What is Intermittent Fasting?

What is Intermittent Fasting?

Intermittent fasting/Carb Cycling/Paleo – you may have heard of all of these but do you really know what they mean? Are these just new phrases coined by the fitness industry to confuse us and con us into buying the latest and greatest magazine/book/workout product?

Over the next few weeks, I’m going to fully investigate what each of these really mean, exactly what they are in simple terms and, most importantly find out if they really work!

Today’s post is going to be about Intermittent Fasting which includes Fasted Cardio.


In simple terms it’s a style of dieting which involves eating within restricted pre determined time windows.  The most common schedule is the 16/8, which means you cannot eat within 16 hours (this includes your sleep) but then you can eat all of your meals within the remaining 8 hours. An example of this would be:

Eating – 12pm to 8pm
Fasting – 8pm – 12pm.

There is also a 20/4 schedule which gives you only a 4 hour window for feeding. You do this for say 5 out of 7 days, the remaining 2 days you would eat as normal.  Some people do alternate day fasting, which is fasting for the whole day, then eating normal the following day and so on.


People claim that by doing this you accelerate your metabolism, live longer, ward off disease and basically make it easier than ever to lose fat and build muscle. These are big claims! So, does it actually work?

When your body is in a fasted state, it is no longer absorbing what it needs from your latest meal and so it goes to your energy stores instead, which is when the stored body fat can start to be broken down and converted into glucose. This all sounds great, but why doesn’t muscle loss occur and wont the metabolism be affected? Well research has shown that the body doesn’t actually think it’s starving until around 72 hours, at which the body will start breaking down proteins i.e. muscle.  So from this we can summise that fasting up to a 24 hour period shouldnt impact our metabolism or muscle mass.


  • Research has shown fasting can improve insulin sensitivity which helps reduce fat loss.
  • Exercising in a fasted state accelerates fat loss (we’ll talk more about this shortly).
  • Improves brain health
  • Reduces inflammation

This sounds like there are many benefits, however the research behind this has some flaws, small sample sizes and short time periods make the research less credible.


You may have heard of some of these methods, but if you want to give this a try then have a read through and see which one suits you best.


This is where you do your cardio whilst in a fasted state, so slightly more complex than just doing cardio on an empty stomach.

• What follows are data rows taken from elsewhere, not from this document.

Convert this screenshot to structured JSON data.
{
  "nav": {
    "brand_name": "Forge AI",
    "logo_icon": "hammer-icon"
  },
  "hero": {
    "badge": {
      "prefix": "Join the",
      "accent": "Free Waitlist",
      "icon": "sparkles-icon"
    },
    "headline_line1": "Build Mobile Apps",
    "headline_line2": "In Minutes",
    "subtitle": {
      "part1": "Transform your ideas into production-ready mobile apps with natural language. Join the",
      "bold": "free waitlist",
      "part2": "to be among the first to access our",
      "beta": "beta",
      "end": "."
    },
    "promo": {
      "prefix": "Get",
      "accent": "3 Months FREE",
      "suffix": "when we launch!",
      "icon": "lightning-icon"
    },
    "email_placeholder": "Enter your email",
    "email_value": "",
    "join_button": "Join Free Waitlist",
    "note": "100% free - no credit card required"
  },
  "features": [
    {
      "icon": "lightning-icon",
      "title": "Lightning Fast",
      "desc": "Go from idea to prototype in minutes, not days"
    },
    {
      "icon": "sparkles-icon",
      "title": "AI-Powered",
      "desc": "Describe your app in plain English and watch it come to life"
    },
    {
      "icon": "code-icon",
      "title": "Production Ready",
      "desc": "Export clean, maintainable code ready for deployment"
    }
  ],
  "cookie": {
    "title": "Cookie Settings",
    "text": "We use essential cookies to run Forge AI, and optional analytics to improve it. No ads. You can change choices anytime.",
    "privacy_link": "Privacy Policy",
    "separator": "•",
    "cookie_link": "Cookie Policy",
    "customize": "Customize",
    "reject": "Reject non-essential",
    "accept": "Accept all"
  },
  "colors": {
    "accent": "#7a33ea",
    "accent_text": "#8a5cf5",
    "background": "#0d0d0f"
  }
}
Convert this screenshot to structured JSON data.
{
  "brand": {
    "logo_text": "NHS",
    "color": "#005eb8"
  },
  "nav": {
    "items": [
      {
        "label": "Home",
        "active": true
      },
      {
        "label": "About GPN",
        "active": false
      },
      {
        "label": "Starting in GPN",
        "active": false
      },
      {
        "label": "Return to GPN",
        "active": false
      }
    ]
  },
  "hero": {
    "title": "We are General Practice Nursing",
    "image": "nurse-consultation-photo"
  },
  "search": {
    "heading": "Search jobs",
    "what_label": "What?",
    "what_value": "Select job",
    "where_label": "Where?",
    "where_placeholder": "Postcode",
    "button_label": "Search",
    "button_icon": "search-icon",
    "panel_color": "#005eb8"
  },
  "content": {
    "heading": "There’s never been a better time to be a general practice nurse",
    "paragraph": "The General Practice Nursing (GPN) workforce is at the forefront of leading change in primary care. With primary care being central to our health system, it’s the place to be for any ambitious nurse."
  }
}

Research has shown there are unique fat loss benefits as it increases lipolysis and fat oxidation rates, both of which lead to fat loss.

Example day:

In this example you are fasting for 16 hours.


Main rules:

  • Fast 16 hours per day. Water, tea, coffee permitted (no milk)
  • 8 hour daily feeding window
  • High Protein Diet
  • More carbs and calories on training days
  • Post workout meal = 50% of daily calories

If you want to give this a try, take a look here:



This is a 36 hour fast so is one of the more challenging fasting methods.


It works. However, so does exercising regularly, weight training and a high protein meal plan based on your measurements. It really depends on the person and their habits and how you deal with hunger control.

I personally have tried intermittent fasting for the past five days. I find it actually suits me as it fits easily into my schedule.  I usually like to go to the gym first thing before eating, so i’m able to easily manage the hunger pains. I also find it more convenient to prepare three large meals rather than 5 smaller meals.  I have found it reduces bloating significantly in the stomach area. The only drawback I have found is energy levels, but if you take BCAA’s 5-10 minutes before your workout this will give you a boost of energy.  BCAA’s are allowed as they’re calorie free and are known to retain muscle mass whilst on a calorie restricted diet.  It’s still too early to see any signficant fat loss but I will keep you posted!

If you like the idea of eating fewer larger meals then give this a go, just make sure you are still getting your overall macro nutrient splits correct as this will ensure no muscle loss. If you do try this, post here with your results!

Kellie xo


Leave a Reply

Your email address will not be published. Required fields are marked *